Closely related via their Leigh family connections, in 1806, the Rector of Hamstall Ridware, Edward Cooper received a lengthy visit from his – later – more famous cousin, Jane Austen. The as yet unpublished writer spent five summer weeks in the rectory along with her mother, and sister Cassandra, as guests of Edward, his wife, and their children. Some scholars have found many parallels between the landscape of the Ridwares with the fictional Dorsetshire village of Delaford in her novel “Sense and Sensibility”. Indeed “Ridware” means “dwellers by the ford.” Others see a less than flattering portrait of Edward Cooper in her portrayal of Elizabeth’s unsuccessful, pompous suitor, Mr Collins, in “Pride and Predudice,” although local Midland obituaries of him on his death in 1833 seem sincerely complimentary.
Apart from the evidence of her later fiction, we have no record of Jane Austen’s activitiesin Staffordshire , her most Northerly sojourn. Other of Reverend Cooper’s visitors described outings to Tutbury Castle, to Lichfield, or making visits to notable local families such as the Ardens in Yoxall, (descendants of relatives of Shakespeare’s mother), so it is easy to presume that Jane and her family enjoyed these diversions too. But was the modest Queen Anne mansion of Orgreave Hall of sufficient interest to warrant the short enough carriage ride from Hampstall? Did the kid leather slippers of our most feted female novelist make contact with the grounds I walked in on a thousand mornings?
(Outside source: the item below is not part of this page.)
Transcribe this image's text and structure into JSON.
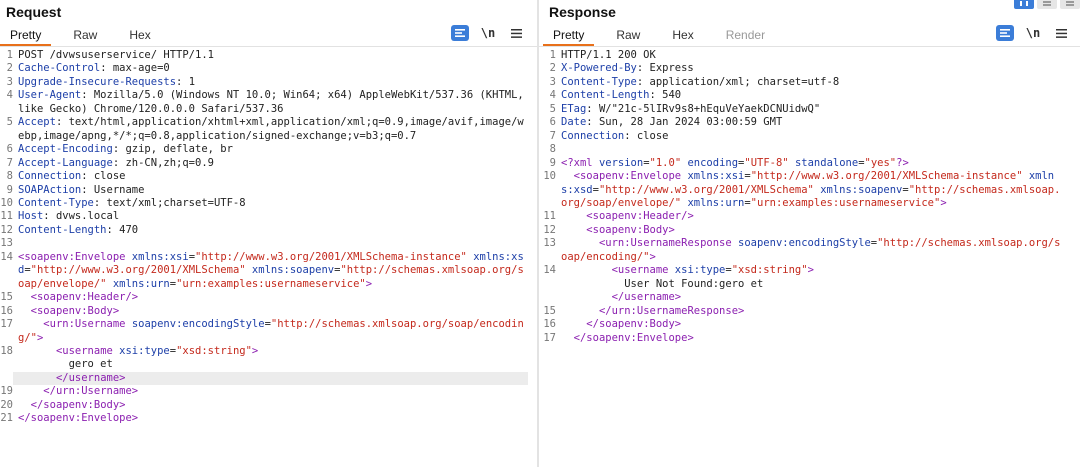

One of Edward Cooper’s closest friends and neighbours was Thomas Gisborne of Yoxall Lodge. For the two friends, along with Thomas’s brother John, 1806 was a year of bitter disappointment. The meetings and the protests that they had attended in opposition to the enclosure of Needwood Forest had been in vain, and the act that facilitated it was passed by parliament. Edward’s intelligent, sociable cousin could not fail to be interested in the contentious issue of local enclosures. Did her cousin’s fellow campaigner, John Gisborne invite her to view the home he was to move to in just a few weeks’ time, to escape the excruciating sight of the destruction of his beloved Needwood?